== What you have to do ==
Scan the lines below for "explorer" and copy the matches.

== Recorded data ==
# # # # # # #

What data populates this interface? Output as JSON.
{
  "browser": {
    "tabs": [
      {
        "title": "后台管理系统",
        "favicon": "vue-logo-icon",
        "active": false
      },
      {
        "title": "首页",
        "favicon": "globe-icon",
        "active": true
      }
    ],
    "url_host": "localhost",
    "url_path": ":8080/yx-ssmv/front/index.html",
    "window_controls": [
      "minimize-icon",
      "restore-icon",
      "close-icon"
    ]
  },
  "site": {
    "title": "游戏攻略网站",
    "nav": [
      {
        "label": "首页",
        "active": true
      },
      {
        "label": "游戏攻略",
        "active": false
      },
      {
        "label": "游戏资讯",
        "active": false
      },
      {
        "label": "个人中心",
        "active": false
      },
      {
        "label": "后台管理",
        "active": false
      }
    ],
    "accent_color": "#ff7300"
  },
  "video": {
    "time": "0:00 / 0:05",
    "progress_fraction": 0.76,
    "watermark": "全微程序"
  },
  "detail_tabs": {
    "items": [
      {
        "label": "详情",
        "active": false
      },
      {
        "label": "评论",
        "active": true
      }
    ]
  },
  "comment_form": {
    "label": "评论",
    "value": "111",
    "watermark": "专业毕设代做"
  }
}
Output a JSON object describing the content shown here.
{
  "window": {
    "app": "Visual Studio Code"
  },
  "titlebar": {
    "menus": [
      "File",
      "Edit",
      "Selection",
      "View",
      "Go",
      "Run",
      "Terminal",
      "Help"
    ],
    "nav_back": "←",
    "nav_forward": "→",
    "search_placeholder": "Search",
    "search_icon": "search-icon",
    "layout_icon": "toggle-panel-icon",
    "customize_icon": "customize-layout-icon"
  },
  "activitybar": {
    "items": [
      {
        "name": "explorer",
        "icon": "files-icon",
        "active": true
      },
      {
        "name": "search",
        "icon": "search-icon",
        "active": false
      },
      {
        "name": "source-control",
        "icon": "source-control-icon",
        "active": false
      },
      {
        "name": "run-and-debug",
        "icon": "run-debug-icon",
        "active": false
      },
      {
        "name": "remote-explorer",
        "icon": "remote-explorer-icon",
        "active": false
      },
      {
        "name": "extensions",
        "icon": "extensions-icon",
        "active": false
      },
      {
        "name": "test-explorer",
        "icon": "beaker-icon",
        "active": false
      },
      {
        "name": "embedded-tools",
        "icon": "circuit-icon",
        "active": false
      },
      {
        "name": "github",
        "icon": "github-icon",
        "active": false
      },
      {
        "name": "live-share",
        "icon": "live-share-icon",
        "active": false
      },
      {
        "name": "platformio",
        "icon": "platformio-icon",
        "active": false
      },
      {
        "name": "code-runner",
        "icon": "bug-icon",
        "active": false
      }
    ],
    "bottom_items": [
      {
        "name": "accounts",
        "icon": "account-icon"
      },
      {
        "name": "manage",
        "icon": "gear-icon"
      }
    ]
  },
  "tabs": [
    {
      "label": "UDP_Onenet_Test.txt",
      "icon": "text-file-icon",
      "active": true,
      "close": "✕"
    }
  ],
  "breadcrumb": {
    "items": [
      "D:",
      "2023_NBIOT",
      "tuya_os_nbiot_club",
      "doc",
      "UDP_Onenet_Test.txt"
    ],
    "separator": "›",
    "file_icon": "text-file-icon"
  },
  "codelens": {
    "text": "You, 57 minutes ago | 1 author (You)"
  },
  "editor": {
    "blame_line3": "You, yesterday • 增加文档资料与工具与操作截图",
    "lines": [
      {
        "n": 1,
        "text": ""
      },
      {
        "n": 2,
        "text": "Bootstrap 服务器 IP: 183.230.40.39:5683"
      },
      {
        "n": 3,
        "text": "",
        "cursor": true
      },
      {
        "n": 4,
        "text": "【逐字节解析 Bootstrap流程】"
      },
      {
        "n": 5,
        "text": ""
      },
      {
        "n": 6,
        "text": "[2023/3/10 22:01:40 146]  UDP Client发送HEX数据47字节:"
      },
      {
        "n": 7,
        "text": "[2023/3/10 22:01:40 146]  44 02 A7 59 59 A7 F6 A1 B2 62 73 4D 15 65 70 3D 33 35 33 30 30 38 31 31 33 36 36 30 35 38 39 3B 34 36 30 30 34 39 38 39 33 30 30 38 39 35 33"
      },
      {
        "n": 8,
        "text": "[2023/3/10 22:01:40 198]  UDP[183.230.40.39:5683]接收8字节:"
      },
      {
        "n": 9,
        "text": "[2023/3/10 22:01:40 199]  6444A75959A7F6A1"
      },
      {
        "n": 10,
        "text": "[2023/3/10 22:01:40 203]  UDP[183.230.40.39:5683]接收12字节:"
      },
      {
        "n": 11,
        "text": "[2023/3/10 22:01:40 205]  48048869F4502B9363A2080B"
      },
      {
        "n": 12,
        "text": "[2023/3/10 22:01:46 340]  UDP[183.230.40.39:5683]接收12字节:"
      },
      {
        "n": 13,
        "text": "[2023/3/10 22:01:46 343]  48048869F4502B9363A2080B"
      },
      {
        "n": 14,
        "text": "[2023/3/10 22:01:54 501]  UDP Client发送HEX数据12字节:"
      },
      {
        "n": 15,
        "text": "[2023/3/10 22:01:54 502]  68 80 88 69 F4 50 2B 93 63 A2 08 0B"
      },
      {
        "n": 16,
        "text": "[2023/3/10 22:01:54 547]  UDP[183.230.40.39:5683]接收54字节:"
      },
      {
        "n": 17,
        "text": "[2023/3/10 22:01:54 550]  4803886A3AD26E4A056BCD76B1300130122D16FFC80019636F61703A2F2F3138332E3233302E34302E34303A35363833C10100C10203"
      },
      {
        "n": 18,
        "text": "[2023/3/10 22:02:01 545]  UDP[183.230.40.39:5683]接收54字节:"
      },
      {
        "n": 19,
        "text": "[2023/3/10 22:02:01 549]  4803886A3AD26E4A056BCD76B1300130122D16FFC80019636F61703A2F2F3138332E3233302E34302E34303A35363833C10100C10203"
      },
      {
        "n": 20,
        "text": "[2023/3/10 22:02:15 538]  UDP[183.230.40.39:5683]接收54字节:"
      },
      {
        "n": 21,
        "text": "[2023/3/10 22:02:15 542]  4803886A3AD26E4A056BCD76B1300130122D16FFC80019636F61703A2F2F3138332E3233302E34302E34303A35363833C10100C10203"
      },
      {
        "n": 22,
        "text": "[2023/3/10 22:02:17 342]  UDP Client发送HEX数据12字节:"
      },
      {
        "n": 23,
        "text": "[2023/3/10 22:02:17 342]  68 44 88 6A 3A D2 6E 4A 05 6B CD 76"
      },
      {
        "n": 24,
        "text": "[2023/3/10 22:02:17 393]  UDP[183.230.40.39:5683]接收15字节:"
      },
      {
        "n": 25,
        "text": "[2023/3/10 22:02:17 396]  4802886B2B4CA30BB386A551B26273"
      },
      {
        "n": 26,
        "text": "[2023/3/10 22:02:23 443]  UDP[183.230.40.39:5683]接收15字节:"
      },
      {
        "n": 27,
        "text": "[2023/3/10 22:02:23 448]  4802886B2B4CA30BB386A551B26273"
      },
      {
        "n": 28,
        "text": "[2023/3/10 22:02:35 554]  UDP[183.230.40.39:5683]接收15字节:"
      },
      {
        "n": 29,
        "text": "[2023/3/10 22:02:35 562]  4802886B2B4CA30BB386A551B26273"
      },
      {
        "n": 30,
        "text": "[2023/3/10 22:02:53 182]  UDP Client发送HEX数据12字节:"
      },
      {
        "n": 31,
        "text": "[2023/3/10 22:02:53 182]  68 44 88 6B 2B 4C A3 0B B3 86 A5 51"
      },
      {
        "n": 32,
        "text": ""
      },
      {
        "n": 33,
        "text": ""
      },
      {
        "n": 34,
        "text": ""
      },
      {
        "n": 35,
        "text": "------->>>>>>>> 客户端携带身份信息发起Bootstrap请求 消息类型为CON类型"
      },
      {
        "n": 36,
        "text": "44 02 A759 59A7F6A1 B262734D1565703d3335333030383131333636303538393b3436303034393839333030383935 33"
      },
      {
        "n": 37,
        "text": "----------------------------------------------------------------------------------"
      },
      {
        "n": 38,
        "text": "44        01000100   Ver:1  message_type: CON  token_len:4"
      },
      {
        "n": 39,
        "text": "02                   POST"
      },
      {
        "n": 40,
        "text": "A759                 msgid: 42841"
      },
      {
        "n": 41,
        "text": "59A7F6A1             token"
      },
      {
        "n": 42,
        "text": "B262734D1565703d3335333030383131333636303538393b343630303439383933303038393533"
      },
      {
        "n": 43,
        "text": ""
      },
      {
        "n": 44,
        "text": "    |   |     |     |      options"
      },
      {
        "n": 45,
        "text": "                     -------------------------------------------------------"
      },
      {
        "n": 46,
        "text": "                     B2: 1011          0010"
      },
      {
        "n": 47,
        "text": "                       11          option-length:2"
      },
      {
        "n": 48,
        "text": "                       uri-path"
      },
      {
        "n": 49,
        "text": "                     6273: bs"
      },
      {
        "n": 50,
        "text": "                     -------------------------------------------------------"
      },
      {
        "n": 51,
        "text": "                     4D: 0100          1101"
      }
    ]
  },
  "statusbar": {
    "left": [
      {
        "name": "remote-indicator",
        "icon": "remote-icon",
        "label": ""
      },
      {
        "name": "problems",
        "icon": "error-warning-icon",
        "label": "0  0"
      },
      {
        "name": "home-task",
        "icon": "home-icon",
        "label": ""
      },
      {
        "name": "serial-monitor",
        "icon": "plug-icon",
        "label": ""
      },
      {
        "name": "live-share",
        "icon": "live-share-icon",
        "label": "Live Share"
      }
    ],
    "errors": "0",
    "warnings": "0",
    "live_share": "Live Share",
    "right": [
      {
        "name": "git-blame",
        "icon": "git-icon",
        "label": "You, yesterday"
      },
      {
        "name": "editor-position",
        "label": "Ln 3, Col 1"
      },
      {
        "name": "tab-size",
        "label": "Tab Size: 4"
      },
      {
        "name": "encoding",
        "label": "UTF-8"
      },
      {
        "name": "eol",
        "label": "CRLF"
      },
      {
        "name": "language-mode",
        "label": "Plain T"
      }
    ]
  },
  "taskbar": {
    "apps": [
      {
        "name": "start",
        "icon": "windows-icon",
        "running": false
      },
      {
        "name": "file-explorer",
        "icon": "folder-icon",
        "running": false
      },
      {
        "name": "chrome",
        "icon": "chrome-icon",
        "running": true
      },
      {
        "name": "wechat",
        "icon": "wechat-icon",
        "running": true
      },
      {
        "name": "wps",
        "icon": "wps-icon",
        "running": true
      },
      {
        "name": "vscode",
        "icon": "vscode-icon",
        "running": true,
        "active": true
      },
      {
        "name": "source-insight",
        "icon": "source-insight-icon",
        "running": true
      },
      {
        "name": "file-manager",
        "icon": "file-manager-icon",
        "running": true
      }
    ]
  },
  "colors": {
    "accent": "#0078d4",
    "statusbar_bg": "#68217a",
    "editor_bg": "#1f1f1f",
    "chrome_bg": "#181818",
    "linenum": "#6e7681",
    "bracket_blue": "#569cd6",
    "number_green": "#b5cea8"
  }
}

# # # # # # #

== Solution for this task ==
        "name": "explorer",
        "name": "remote-explorer",
        "icon": "remote-explorer-icon",
        "name": "test-explorer",
        "name": "file-explorer",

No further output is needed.